From an IFGE perspective education has a crucial role to play in reducing and eliminating child labour and this was reflected in the proceedings of the Durban conference. It is, therefore, essential that SDG 4 ‘Quality Education’ is pursued with an increased focus on seriously tackling major obstacles such as child labour. One of the key points in the Durban Call to Action is ‘Realize children’s right to education and ensure universal access to free, compulsory, quality, equitable and inclusive education and training’. Education strategies have proved critical in the prevention of child labour and in rehabilitation of former child labourers, but there is, we believe, a real need to intensify this process and bring more financial backing to it.

International Programme on Eliminating Child Labour (IPEC) has shown leadership and experience in using education to combat child labour in both formal and non-formal settings. This has proved significant in the prevention of child labour and the rehabilitation of former child workers. Non-formal or transitional education has also played a key role in the rehabilitation of former child labourers. Vocational education and training can provide the skills needed to access employment, which in turn contributes to local and national development. In addition, IPEC has been providing policy advice and technical assistance to governments to ensure that educational policies pay special attention to children at risk of child labour.–en/index.htm

Initiatives such as the EU funded TACKLE project implemented by the ILO have aimed to tackle child labour through education in 12 countries across Africa, the Caribbean and the Pacific countries. The project has helped prevent child labour and withdraw children from child labour by offering them alternatives.

Good practices in tackling child labour through education from the IPEC TACKLE Project are outlined here

IFGE is firmly supportive of ‘the right to education’ which is denied to those in child labour. In addition to the need to improve social protection measures to provide a cushion to those living in poverty, we, therefore, endorse the implementation of possible education based solutions as referenced by the European Commission. These include:

  • aligning the minimum working age and the end of compulsory schooling

  • improving the overall quality of education, which increases the chances of students staying in school and succeeding

  • abolishing or reducing school costs, which may be unaffordable for some and include school-feeding facilities

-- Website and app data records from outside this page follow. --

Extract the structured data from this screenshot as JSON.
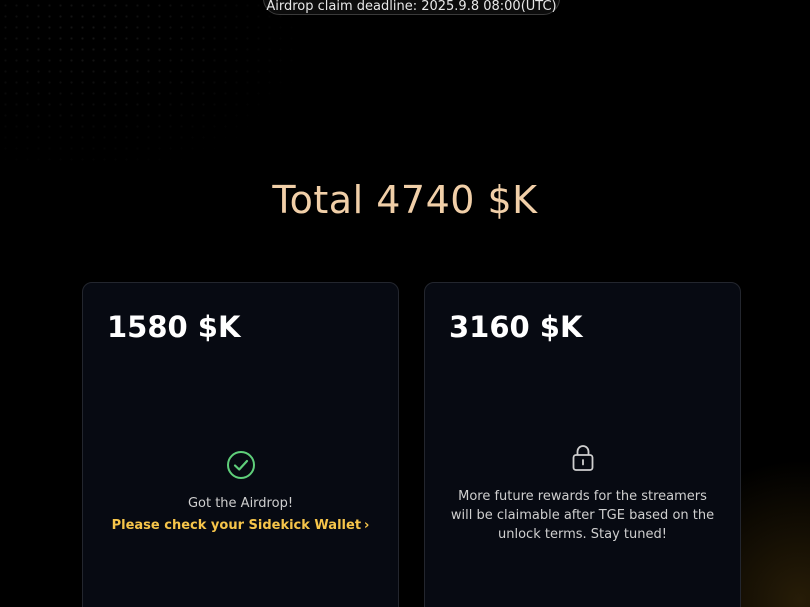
{
  "deadline": {
    "text": "Airdrop claim deadline: 2025.9.8 08:00(UTC)"
  },
  "total": {
    "text": "Total 4740 $K"
  },
  "cards": [
    {
      "amount": "1580  $K",
      "icon": "check-circle-icon",
      "status": "Got the Airdrop!",
      "link": "Please check your Sidekick Wallet",
      "link_chevron": "›"
    },
    {
      "amount": "3160 $K",
      "icon": "lock-icon",
      "status": "More future rewards for the streamers will be claimable after TGE based on the unlock terms. Stay tuned!"
    }
  ],
  "colors": {
    "accent": "#f6c54a",
    "total": "#f1cfa8",
    "success": "#5fcf7a",
    "card_bg": "#070a12"
  }
}
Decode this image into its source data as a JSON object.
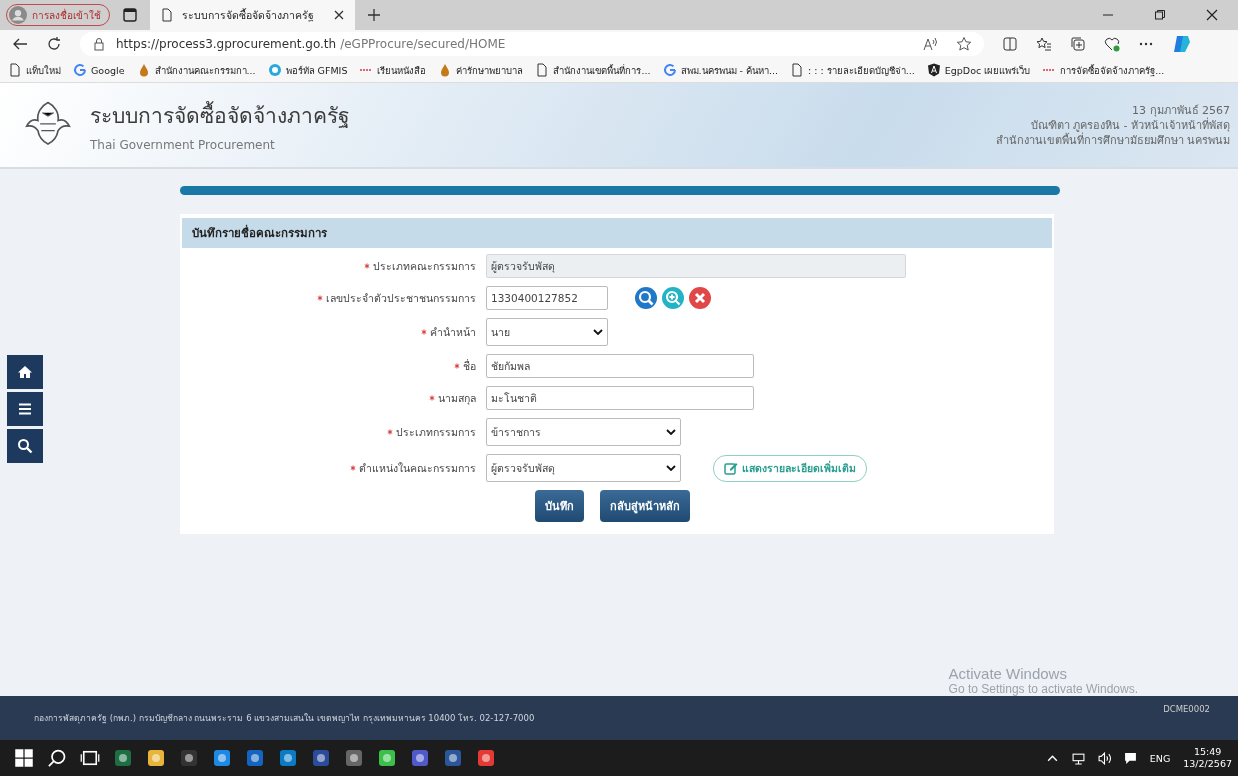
{
  "browser": {
    "profile_label": "การลงชื่อเข้าใช้",
    "tabs": [
      {
        "title": "ระบบการจัดซื้อจัดจ้างภาครัฐ",
        "selected": true
      }
    ],
    "url_host": "https://process3.gprocurement.go.th",
    "url_path": "/eGPProcure/secured/HOME",
    "bookmarks": [
      {
        "kind": "page",
        "label": "แท็บใหม่"
      },
      {
        "kind": "google",
        "label": "Google"
      },
      {
        "kind": "drop",
        "label": "สำนักงานคณะกรรมกา..."
      },
      {
        "kind": "globe",
        "label": "พอร์ทัล GFMIS"
      },
      {
        "kind": "dash",
        "label": "เรียนหนังสือ"
      },
      {
        "kind": "drop",
        "label": "ค่ารักษาพยาบาล"
      },
      {
        "kind": "page",
        "label": "สำนักงานเขตพื้นที่การ..."
      },
      {
        "kind": "google",
        "label": "สพม.นครพนม - ค้นหา..."
      },
      {
        "kind": "page",
        "label": ": : : รายละเอียดบัญชีจ่า..."
      },
      {
        "kind": "angular",
        "label": "EgpDoc เผยแพร่เว็บ"
      },
      {
        "kind": "dash",
        "label": "การจัดซื้อจัดจ้างภาครัฐ..."
      }
    ]
  },
  "header": {
    "title": "ระบบการจัดซื้อจัดจ้างภาครัฐ",
    "subtitle": "Thai Government Procurement",
    "date": "13 กุมภาพันธ์ 2567",
    "user": "บัณฑิตา ภูครองหิน - หัวหน้าเจ้าหน้าที่พัสดุ",
    "office": "สำนักงานเขตพื้นที่การศึกษามัธยมศึกษา นครพนม"
  },
  "form": {
    "title": "บันทึกรายชื่อคณะกรรมการ",
    "fields": [
      {
        "kind": "readonly",
        "label": "ประเภทคณะกรรมการ",
        "required": true,
        "value": "ผู้ตรวจรับพัสดุ"
      },
      {
        "kind": "lookup",
        "label": "เลขประจำตัวประชาชนกรรมการ",
        "required": true,
        "value": "1330400127852"
      },
      {
        "kind": "short_select",
        "label": "คำนำหน้า",
        "required": true,
        "value": "นาย"
      },
      {
        "kind": "text",
        "label": "ชื่อ",
        "required": true,
        "value": "ชัยกัมพล"
      },
      {
        "kind": "text",
        "label": "นามสกุล",
        "required": true,
        "value": "มะโนชาติ"
      },
      {
        "kind": "select",
        "label": "ประเภทกรรมการ",
        "required": true,
        "value": "ข้าราชการ"
      },
      {
        "kind": "select",
        "label": "ตำแหน่งในคณะกรรมการ",
        "required": true,
        "value": "ผู้ตรวจรับพัสดุ",
        "link": "แสดงรายละเอียดเพิ่มเติม"
      }
    ],
    "buttons": [
      "บันทึก",
      "กลับสู่หน้าหลัก"
    ]
  },
  "footer": {
    "address": "กองการพัสดุภาครัฐ (กพภ.) กรมบัญชีกลาง ถนนพระราม 6 แขวงสามเสนใน เขตพญาไท กรุงเทพมหานคร 10400 โทร. 02-127-7000",
    "code": "DCME0002"
  },
  "activation": {
    "title": "Activate Windows",
    "hint": "Go to Settings to activate Windows."
  },
  "taskbar": {
    "language": "ENG",
    "time": "15:49",
    "date": "13/2/2567"
  }
}
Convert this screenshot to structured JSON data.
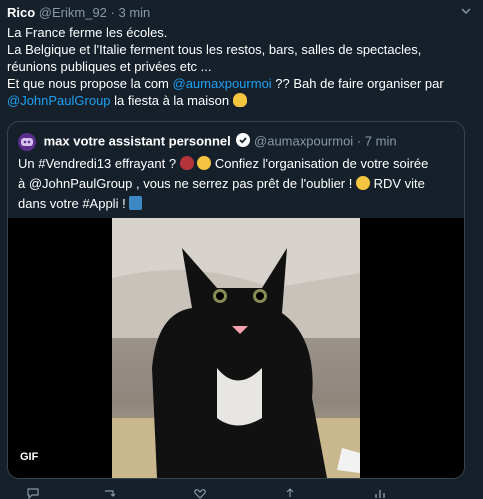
{
  "tweet": {
    "author_name": "Rico",
    "author_handle": "@Erikm_92",
    "separator": "·",
    "time": "3 min",
    "lines": [
      "La France ferme les écoles.",
      "La Belgique et l'Italie ferment tous les restos, bars, salles de spectacles,",
      "réunions publiques et privées etc ..."
    ],
    "line4_prefix": "Et que nous propose la com ",
    "mention_1": "@aumaxpourmoi",
    "line4_suffix": " ?? Bah de faire organiser par",
    "mention_2": "@JohnPaulGroup",
    "line5_suffix": " la fiesta à la maison "
  },
  "quote": {
    "author_name": "max votre assistant personnel",
    "author_handle": "@aumaxpourmoi",
    "separator": "·",
    "time": "7 min",
    "line1_prefix": "Un #Vendredi13 effrayant ? ",
    "line1_suffix": " Confiez l'organisation de votre soirée",
    "line2": "à @JohnPaulGroup , vous ne serrez pas prêt de l'oublier ! ",
    "line2_suffix": " RDV vite",
    "line3": "dans votre #Appli ! ",
    "media_label": "GIF"
  },
  "icons": [
    "chevron-down-icon",
    "verified-icon",
    "devil-emoji",
    "scared-emoji",
    "relieved-emoji",
    "phone-arrow-emoji",
    "facepalm-emoji",
    "reply-icon",
    "retweet-icon",
    "like-icon",
    "share-icon"
  ],
  "colors": {
    "background": "#15202b",
    "link": "#1da1f2",
    "muted": "#8899a6",
    "border": "#38444d"
  }
}
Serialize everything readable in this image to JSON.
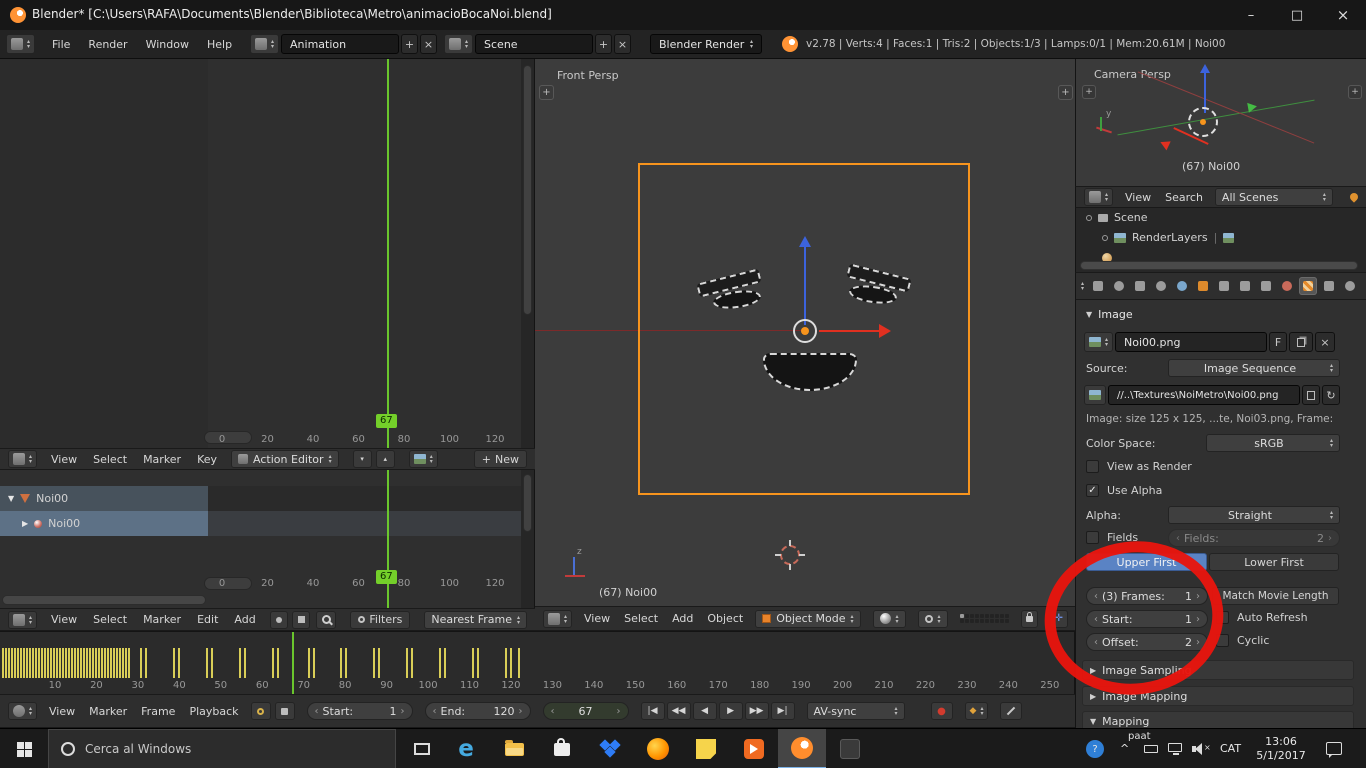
{
  "icons": {
    "minimize": "–",
    "maximize": "□",
    "close": "×",
    "plus": "+",
    "x_small": "×",
    "fake_user": "F",
    "check": "✓",
    "question": "?",
    "caret": "^",
    "tri_down": "▼",
    "tri_right": "▶",
    "chev_left": "‹",
    "chev_right": "›",
    "jump_start": "|◀",
    "prev_key": "◀◀",
    "play_rev": "◀",
    "play": "▶",
    "next_key": "▶▶",
    "jump_end": "▶|",
    "record": "●",
    "key_diamond": "◆",
    "refresh": "↻"
  },
  "window": {
    "title": "Blender* [C:\\Users\\RAFA\\Documents\\Blender\\Biblioteca\\Metro\\animacioBocaNoi.blend]"
  },
  "info_bar": {
    "menus": [
      "File",
      "Render",
      "Window",
      "Help"
    ],
    "layout": "Animation",
    "scene": "Scene",
    "engine": "Blender Render",
    "stats": "v2.78 | Verts:4 | Faces:1 | Tris:2 | Objects:1/3 | Lamps:0/1 | Mem:20.61M | Noi00"
  },
  "dopesheet": {
    "ruler_labels": [
      "0",
      "20",
      "40",
      "60",
      "80",
      "100",
      "120"
    ],
    "current_frame": "67"
  },
  "action_editor": {
    "menus": [
      "View",
      "Select",
      "Marker",
      "Key"
    ],
    "mode": "Action Editor",
    "new_button": "New",
    "channels": [
      {
        "label": "Noi00"
      },
      {
        "label": "Noi00"
      }
    ]
  },
  "dopesheet_footer": {
    "menus": [
      "View",
      "Select",
      "Marker",
      "Edit",
      "Add"
    ],
    "filters": "Filters",
    "nearest_frame": "Nearest Frame"
  },
  "viewport_3d": {
    "view_label": "Front Persp",
    "object_label": "(67) Noi00",
    "menus": [
      "View",
      "Select",
      "Add",
      "Object"
    ],
    "mode": "Object Mode"
  },
  "camera_view": {
    "view_label": "Camera Persp",
    "object_label": "(67) Noi00"
  },
  "outliner": {
    "menus": [
      "View",
      "Search"
    ],
    "filter": "All Scenes",
    "items": [
      {
        "label": "Scene"
      },
      {
        "label": "RenderLayers"
      }
    ]
  },
  "properties": {
    "tabs": [
      {
        "name": "editor-type-selector",
        "shape": "rect"
      },
      {
        "name": "render-tab",
        "shape": "circle"
      },
      {
        "name": "render-layers-tab",
        "shape": "rect"
      },
      {
        "name": "scene-tab",
        "shape": "circle"
      },
      {
        "name": "world-tab",
        "shape": "blue"
      },
      {
        "name": "object-tab",
        "shape": "orange"
      },
      {
        "name": "constraints-tab",
        "shape": "rect"
      },
      {
        "name": "modifiers-tab",
        "shape": "rect"
      },
      {
        "name": "data-tab",
        "shape": "rect"
      },
      {
        "name": "material-tab",
        "shape": "red"
      },
      {
        "name": "texture-tab",
        "shape": "checker",
        "active": true
      },
      {
        "name": "particles-tab",
        "shape": "rect"
      },
      {
        "name": "physics-tab",
        "shape": "circle"
      }
    ],
    "panel_image": "Image",
    "datablock_name": "Noi00.png",
    "source_label": "Source:",
    "source": "Image Sequence",
    "filepath": "//..\\Textures\\NoiMetro\\Noi00.png",
    "image_info": "Image: size 125 x 125, ...te, Noi03.png, Frame:",
    "color_space_label": "Color Space:",
    "color_space": "sRGB",
    "view_as_render": "View as Render",
    "use_alpha": "Use Alpha",
    "alpha_label": "Alpha:",
    "alpha_mode": "Straight",
    "fields_toggle": "Fields",
    "fields_slider_label": "Fields:",
    "fields_value": "2",
    "upper_first": "Upper First",
    "lower_first": "Lower First",
    "frames_label": "(3) Frames:",
    "frames_value": "1",
    "match_movie_length": "Match Movie Length",
    "start_label": "Start:",
    "start_value": "1",
    "auto_refresh": "Auto Refresh",
    "offset_label": "Offset:",
    "offset_value": "2",
    "cyclic": "Cyclic",
    "panel_image_sampling": "Image Sampling",
    "panel_image_mapping": "Image Mapping",
    "panel_mapping": "Mapping"
  },
  "timeline": {
    "menus": [
      "View",
      "Marker",
      "Frame",
      "Playback"
    ],
    "start_label": "Start:",
    "start_value": "1",
    "end_label": "End:",
    "end_value": "120",
    "current_frame": "67",
    "sync": "AV-sync",
    "ruler_labels": [
      "10",
      "20",
      "30",
      "40",
      "50",
      "60",
      "70",
      "80",
      "90",
      "100",
      "110",
      "120",
      "130",
      "140",
      "150",
      "160",
      "170",
      "180",
      "190",
      "200",
      "210",
      "220",
      "230",
      "240",
      "250"
    ],
    "keyframe_ticks_x": [
      2,
      5,
      8,
      11,
      14,
      17,
      20,
      23,
      26,
      29,
      32,
      35,
      38,
      41,
      44,
      47,
      50,
      53,
      56,
      59,
      62,
      65,
      68,
      71,
      74,
      77,
      80,
      83,
      86,
      89,
      92,
      95,
      98,
      101,
      104,
      107,
      110,
      113,
      116,
      119,
      122,
      125,
      128,
      140,
      145,
      173,
      178,
      206,
      211,
      239,
      244,
      272,
      277,
      308,
      313,
      340,
      345,
      373,
      378,
      406,
      411,
      439,
      444,
      472,
      477,
      505,
      510,
      518
    ]
  },
  "taskbar": {
    "search_placeholder": "Cerca al Windows",
    "stray_text": "paat",
    "language": "CAT",
    "time": "13:06",
    "date": "5/1/2017"
  },
  "colors": {
    "accent_orange": "#f7941d",
    "frame_green": "#6ecf2d",
    "keyframe_yellow": "#d9ce57",
    "annotation_red": "#e8150e",
    "selected_blue": "#5a83c4"
  }
}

  • register every child at birth, as a birth certificate with proof of legal identity and age is often required to access education

  • providing or increasing universal child benefits as part of countries’ social protection system and other policy instruments, which could potentially promote more equitable access to education

  • back-to-school campaigns and outreach in response to pandemic related school closures and to sensitise parents on the importance to invest in education

  • flexible school calendar and curricula to incentivise school attendance and cope with family farms needs for seasonal light work

  • facilitate school-to-work transition for children aged 15-17 years through vocational education and training (VET) to provide them with knowledge, skills and competencies to access decent jobs when they reach working age

  • involving the formal and informal private sector operators and reduce the mismatch between skills and labour market requirements

  • empowering teachers’ unions to improve teachers’ working conditions and wages

  • improving school infrastructure, including safe roads, water and sanitation